Acorus Calamus. Sweet Flag, Calamus.
Description: Natural Order, Araceae. This plant is common in swamps and marshy creeks, and is well known by its great sword-shaped leaves and tall flower-stem. The root (or subterranean stem) is the part used in medicine; and consists of a flattened, jointed, horizontal, tough rhizoma, often several feet long.

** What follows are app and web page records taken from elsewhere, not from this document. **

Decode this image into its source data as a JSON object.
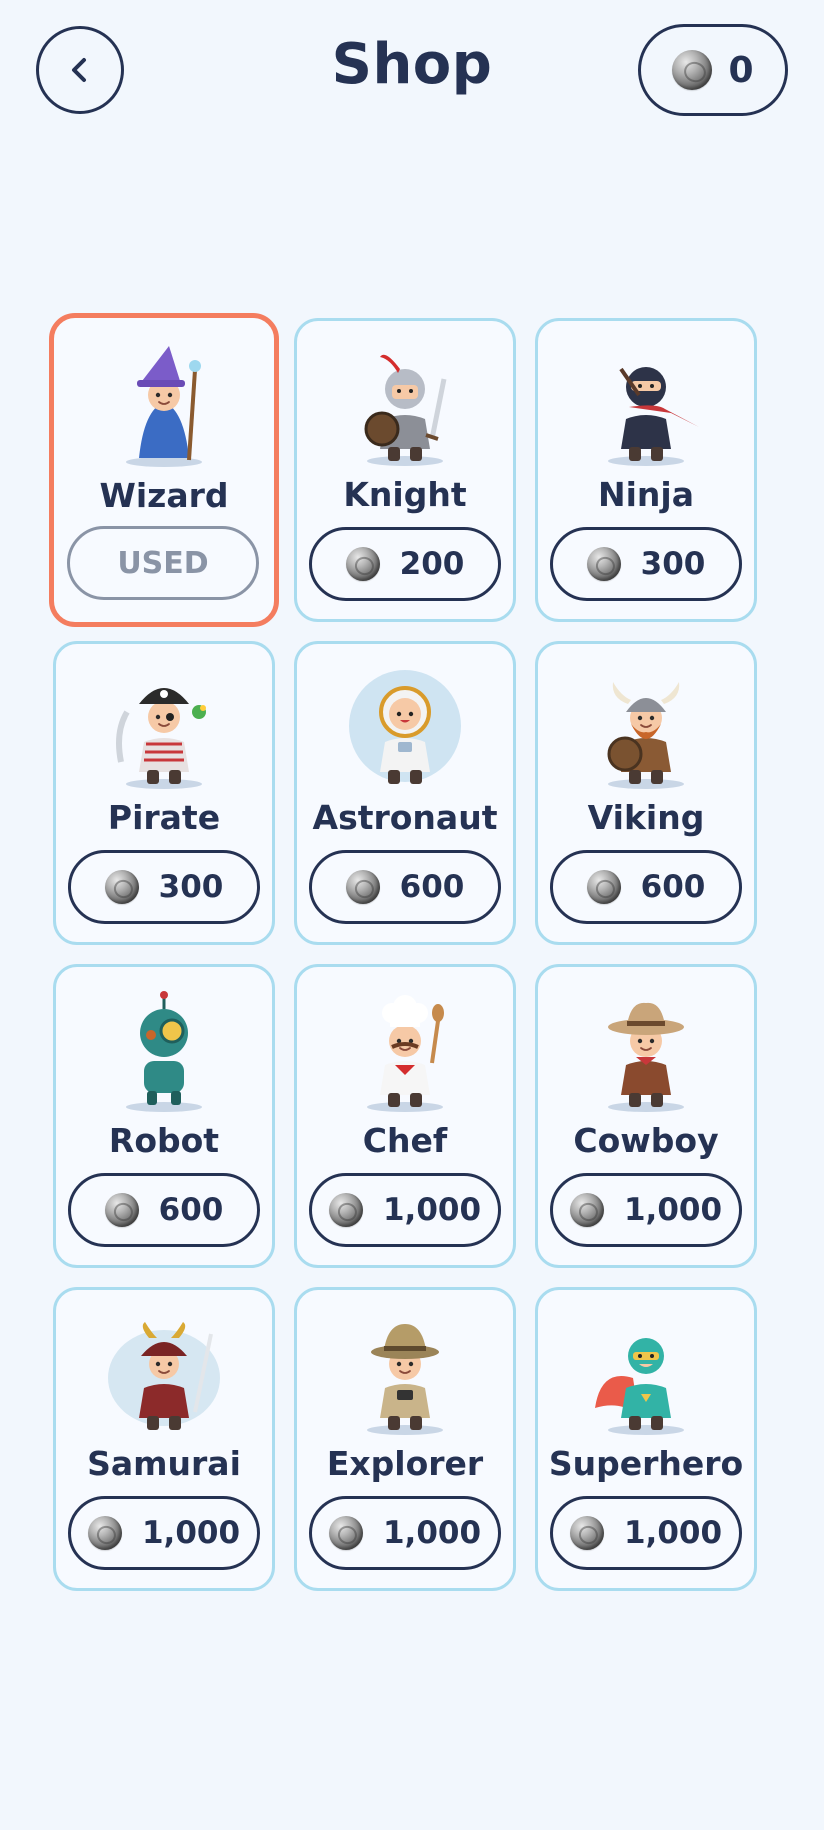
{
  "header": {
    "title": "Shop",
    "back_icon": "chevron-left-icon",
    "balance": "0",
    "coin_icon": "coin-icon"
  },
  "colors": {
    "background": "#f2f7fd",
    "text": "#253253",
    "card_border": "#a9dcef",
    "selected_border": "#f47d5f",
    "used": "#8a94a6"
  },
  "items": [
    {
      "name": "Wizard",
      "price": "USED",
      "status": "used",
      "icon": "wizard-avatar-icon"
    },
    {
      "name": "Knight",
      "price": "200",
      "status": "buy",
      "icon": "knight-avatar-icon"
    },
    {
      "name": "Ninja",
      "price": "300",
      "status": "buy",
      "icon": "ninja-avatar-icon"
    },
    {
      "name": "Pirate",
      "price": "300",
      "status": "buy",
      "icon": "pirate-avatar-icon"
    },
    {
      "name": "Astronaut",
      "price": "600",
      "status": "buy",
      "icon": "astronaut-avatar-icon"
    },
    {
      "name": "Viking",
      "price": "600",
      "status": "buy",
      "icon": "viking-avatar-icon"
    },
    {
      "name": "Robot",
      "price": "600",
      "status": "buy",
      "icon": "robot-avatar-icon"
    },
    {
      "name": "Chef",
      "price": "1,000",
      "status": "buy",
      "icon": "chef-avatar-icon"
    },
    {
      "name": "Cowboy",
      "price": "1,000",
      "status": "buy",
      "icon": "cowboy-avatar-icon"
    },
    {
      "name": "Samurai",
      "price": "1,000",
      "status": "buy",
      "icon": "samurai-avatar-icon"
    },
    {
      "name": "Explorer",
      "price": "1,000",
      "status": "buy",
      "icon": "explorer-avatar-icon"
    },
    {
      "name": "Superhero",
      "price": "1,000",
      "status": "buy",
      "icon": "superhero-avatar-icon"
    }
  ]
}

Properties and Uses: The root is stimulating and moderately relaxing, and quite pungent. It is called aromatic. It is rather pleasant to the taste; warms the stomach, aids the expulsion of flatus, and relieves cramps and colics. It is used in purely atonic dyspepsia; but its most common employment is as an adjuvant to preparations in which a carminative agent is desirable. It can easily be misused by giving it too freely, or in irritable conditions of the stomach and bowels. It may be eaten, or boiled in milk with pimento or ginger.
The Physiomedical Dispensatory, 1869, was written by William Cook, M.D.
It was scanned by Paul Bergner at http://medherb.com